GOAL OF THE EXERCISE :: Word for word, restate all of the records.

[Stored entries]
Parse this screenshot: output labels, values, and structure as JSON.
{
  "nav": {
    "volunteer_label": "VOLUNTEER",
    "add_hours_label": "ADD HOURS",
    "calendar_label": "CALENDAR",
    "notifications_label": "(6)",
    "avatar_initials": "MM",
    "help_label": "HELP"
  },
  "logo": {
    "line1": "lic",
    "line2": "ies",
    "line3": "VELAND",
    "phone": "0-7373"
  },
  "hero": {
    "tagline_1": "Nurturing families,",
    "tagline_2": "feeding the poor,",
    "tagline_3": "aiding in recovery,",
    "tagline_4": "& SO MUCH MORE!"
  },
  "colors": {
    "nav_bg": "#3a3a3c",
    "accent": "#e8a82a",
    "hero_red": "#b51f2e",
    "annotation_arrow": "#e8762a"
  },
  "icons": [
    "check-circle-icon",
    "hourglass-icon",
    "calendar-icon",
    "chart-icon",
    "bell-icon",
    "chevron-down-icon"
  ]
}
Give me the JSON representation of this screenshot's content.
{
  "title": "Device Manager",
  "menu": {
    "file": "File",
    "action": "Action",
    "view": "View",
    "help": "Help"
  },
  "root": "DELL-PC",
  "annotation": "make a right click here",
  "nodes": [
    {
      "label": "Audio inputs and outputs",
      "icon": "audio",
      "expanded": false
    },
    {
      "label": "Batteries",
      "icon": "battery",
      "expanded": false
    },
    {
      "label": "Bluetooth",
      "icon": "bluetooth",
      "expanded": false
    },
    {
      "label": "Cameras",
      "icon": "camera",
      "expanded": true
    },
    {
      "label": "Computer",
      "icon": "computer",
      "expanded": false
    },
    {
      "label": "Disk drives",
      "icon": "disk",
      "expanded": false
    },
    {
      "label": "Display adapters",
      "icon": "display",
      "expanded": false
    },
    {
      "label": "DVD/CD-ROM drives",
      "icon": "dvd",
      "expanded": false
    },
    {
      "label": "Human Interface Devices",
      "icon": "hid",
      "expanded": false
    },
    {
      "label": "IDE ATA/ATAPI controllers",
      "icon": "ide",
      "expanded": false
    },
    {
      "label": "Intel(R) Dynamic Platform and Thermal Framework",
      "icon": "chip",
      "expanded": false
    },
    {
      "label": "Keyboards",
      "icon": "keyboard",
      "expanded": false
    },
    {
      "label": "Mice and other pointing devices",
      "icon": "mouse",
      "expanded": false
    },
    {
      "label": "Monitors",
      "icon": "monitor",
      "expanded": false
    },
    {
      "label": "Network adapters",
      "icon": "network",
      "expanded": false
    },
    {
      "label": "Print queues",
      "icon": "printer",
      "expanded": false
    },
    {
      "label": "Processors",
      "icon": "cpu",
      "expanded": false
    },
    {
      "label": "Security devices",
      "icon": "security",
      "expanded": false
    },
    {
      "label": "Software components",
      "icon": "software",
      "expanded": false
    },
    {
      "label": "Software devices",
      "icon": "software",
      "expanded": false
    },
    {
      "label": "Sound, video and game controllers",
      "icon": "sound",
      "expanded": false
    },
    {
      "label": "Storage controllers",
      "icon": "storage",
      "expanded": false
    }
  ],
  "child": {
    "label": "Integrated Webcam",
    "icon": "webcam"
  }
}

EXPECTED ANSWER ::
Parse this screenshot: output labels, values, and structure as JSON.
{
  "nav": {
    "volunteer_label": "VOLUNTEER",
    "add_hours_label": "ADD HOURS",
    "calendar_label": "CALENDAR",
    "notifications_label": "(6)",
    "avatar_initials": "MM",
    "help_label": "HELP"
  },
  "logo": {
    "line1": "lic",
    "line2": "ies",
    "line3": "VELAND",
    "phone": "0-7373"
  },
  "hero": {
    "tagline_1": "Nurturing families,",
    "tagline_2": "feeding the poor,",
    "tagline_3": "aiding in recovery,",
    "tagline_4": "& SO MUCH MORE!"
  },
  "colors": {
    "nav_bg": "#3a3a3c",
    "accent": "#e8a82a",
    "hero_red": "#b51f2e",
    "annotation_arrow": "#e8762a"
  },
  "icons": [
    "check-circle-icon",
    "hourglass-icon",
    "calendar-icon",
    "chart-icon",
    "bell-icon",
    "chevron-down-icon"
  ]
}
Give me the JSON representation of this screenshot's content.
{
  "title": "Device Manager",
  "menu": {
    "file": "File",
    "action": "Action",
    "view": "View",
    "help": "Help"
  },
  "root": "DELL-PC",
  "annotation": "make a right click here",
  "nodes": [
    {
      "label": "Audio inputs and outputs",
      "icon": "audio",
      "expanded": false
    },
    {
      "label": "Batteries",
      "icon": "battery",
      "expanded": false
    },
    {
      "label": "Bluetooth",
      "icon": "bluetooth",
      "expanded": false
    },
    {
      "label": "Cameras",
      "icon": "camera",
      "expanded": true
    },
    {
      "label": "Computer",
      "icon": "computer",
      "expanded": false
    },
    {
      "label": "Disk drives",
      "icon": "disk",
      "expanded": false
    },
    {
      "label": "Display adapters",
      "icon": "display",
      "expanded": false
    },
    {
      "label": "DVD/CD-ROM drives",
      "icon": "dvd",
      "expanded": false
    },
    {
      "label": "Human Interface Devices",
      "icon": "hid",
      "expanded": false
    },
    {
      "label": "IDE ATA/ATAPI controllers",
      "icon": "ide",
      "expanded": false
    },
    {
      "label": "Intel(R) Dynamic Platform and Thermal Framework",
      "icon": "chip",
      "expanded": false
    },
    {
      "label": "Keyboards",
      "icon": "keyboard",
      "expanded": false
    },
    {
      "label": "Mice and other pointing devices",
      "icon": "mouse",
      "expanded": false
    },
    {
      "label": "Monitors",
      "icon": "monitor",
      "expanded": false
    },
    {
      "label": "Network adapters",
      "icon": "network",
      "expanded": false
    },
    {
      "label": "Print queues",
      "icon": "printer",
      "expanded": false
    },
    {
      "label": "Processors",
      "icon": "cpu",
      "expanded": false
    },
    {
      "label": "Security devices",
      "icon": "security",
      "expanded": false
    },
    {
      "label": "Software components",
      "icon": "software",
      "expanded": false
    },
    {
      "label": "Software devices",
      "icon": "software",
      "expanded": false
    },
    {
      "label": "Sound, video and game controllers",
      "icon": "sound",
      "expanded": false
    },
    {
      "label": "Storage controllers",
      "icon": "storage",
      "expanded": false
    }
  ],
  "child": {
    "label": "Integrated Webcam",
    "icon": "webcam"
  }
}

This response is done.